Authors: Andrea Becchimanzi, Rosarita Tatè, Ewan M. Campbell,Silvia Gigliotti, Alan S. Bowman, Francesco Pennacchio


  • Laboratorio di Entomologia “E. Tremblay”, Dipartimento di Agraria, University of Napoli “Federico II”, Portici (NA), Italy
  • Istituto di Genetica e Biofisica “Adriano Buzzati Traverso”, Consiglio Nazionale delle Ricerche, Napoli, Italy
  • Institute of Biological and Environmental Sciences, School of Biological Sciences, University of Aberdeen, Aberdeen, United Kingdom
  •  Istituto di Bioscienze e Biorisorse, Consiglio Nazionale delle Ricerche, Napoli, Italy

Publication: PLOS Pathogens

Date: December, 2020

Full paper: A salivary chitinase of Varroa destructor influences host immunity and mite’s survival
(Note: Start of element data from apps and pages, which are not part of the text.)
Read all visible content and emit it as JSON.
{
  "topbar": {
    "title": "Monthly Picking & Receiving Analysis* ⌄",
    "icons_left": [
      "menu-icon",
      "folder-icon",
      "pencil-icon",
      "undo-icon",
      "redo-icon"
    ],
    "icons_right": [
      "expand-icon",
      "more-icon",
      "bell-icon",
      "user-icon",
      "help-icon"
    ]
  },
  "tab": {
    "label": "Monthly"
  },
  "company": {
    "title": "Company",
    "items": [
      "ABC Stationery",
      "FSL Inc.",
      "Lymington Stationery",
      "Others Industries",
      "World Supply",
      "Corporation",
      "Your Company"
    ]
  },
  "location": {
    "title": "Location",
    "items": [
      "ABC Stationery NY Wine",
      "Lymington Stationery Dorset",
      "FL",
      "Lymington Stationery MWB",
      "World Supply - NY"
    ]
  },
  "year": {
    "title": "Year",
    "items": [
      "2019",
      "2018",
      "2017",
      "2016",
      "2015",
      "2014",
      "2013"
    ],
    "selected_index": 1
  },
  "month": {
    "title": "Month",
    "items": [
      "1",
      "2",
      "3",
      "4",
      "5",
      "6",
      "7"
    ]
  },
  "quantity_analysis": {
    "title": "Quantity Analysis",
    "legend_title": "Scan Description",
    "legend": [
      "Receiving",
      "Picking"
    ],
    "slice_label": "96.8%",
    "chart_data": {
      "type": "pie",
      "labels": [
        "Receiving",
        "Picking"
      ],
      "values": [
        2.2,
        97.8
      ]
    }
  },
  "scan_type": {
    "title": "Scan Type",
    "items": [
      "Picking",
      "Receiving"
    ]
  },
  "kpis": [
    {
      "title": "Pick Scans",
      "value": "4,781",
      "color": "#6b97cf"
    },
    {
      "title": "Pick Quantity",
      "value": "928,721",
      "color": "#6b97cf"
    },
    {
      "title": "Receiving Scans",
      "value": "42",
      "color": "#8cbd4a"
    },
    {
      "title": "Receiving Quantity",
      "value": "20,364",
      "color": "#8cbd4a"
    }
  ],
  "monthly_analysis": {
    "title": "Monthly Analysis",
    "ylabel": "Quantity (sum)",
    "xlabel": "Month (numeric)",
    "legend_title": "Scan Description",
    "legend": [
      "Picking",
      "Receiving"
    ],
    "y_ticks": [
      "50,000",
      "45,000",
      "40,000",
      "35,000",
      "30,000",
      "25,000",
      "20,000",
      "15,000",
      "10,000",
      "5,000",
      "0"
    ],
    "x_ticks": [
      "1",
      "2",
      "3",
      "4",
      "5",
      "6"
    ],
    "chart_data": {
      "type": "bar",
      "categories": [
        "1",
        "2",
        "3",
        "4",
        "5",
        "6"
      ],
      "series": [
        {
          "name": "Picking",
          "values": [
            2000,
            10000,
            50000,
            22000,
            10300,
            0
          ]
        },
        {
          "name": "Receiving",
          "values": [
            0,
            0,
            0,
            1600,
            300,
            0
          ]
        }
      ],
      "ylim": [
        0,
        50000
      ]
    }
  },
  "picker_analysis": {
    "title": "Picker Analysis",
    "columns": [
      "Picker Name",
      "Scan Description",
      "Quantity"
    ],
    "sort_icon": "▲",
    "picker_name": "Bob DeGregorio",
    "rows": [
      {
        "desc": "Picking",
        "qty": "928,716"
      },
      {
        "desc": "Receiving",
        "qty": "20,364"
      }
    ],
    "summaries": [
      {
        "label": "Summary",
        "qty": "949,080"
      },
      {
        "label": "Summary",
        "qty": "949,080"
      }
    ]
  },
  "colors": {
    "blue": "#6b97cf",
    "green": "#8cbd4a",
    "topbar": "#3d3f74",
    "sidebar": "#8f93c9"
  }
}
Varroa destructor is an ectoparasite of honey bees and an active disease vector, which represents one of the most severe threats for the beekeeping industry. This parasitic mite feeds on the host’s body fluids through a wound in the cuticle, which allows food uptake by the mother mite and its progeny, offering a potential route of entrance for infecting microorganisms. Mite feeding is associated with saliva injection, whose role is still largely unknown. Here we try to fill this gap by identifying putative host regulation factors present in the saliva of Vdestructor and performing a functional analysis for one of them, a chitinase (Vd-CHIsal) phylogenetically related to chitinases present in parasitic and predatory arthropods, which shows a specific and very high level of expression in the mite’s salivary glands. Vd-CHIsal is essential for effective mite feeding and survival, since it is apparently involved both in maintaining the feeding wound open and in preventing host infection by opportunistic pathogens. Our results show the important role in the modulation of mite-honey bee interactions exerted by a host regulation factor shared by different evolutionary lineages of parasitic arthropods. We predict that the functional characterization of Varroa sialome will provide new background knowledge on parasitism evolution in arthropods and the opportunity to develop new bioinspired strategies for mite control based on the disruption of their complex interactions with a living food source.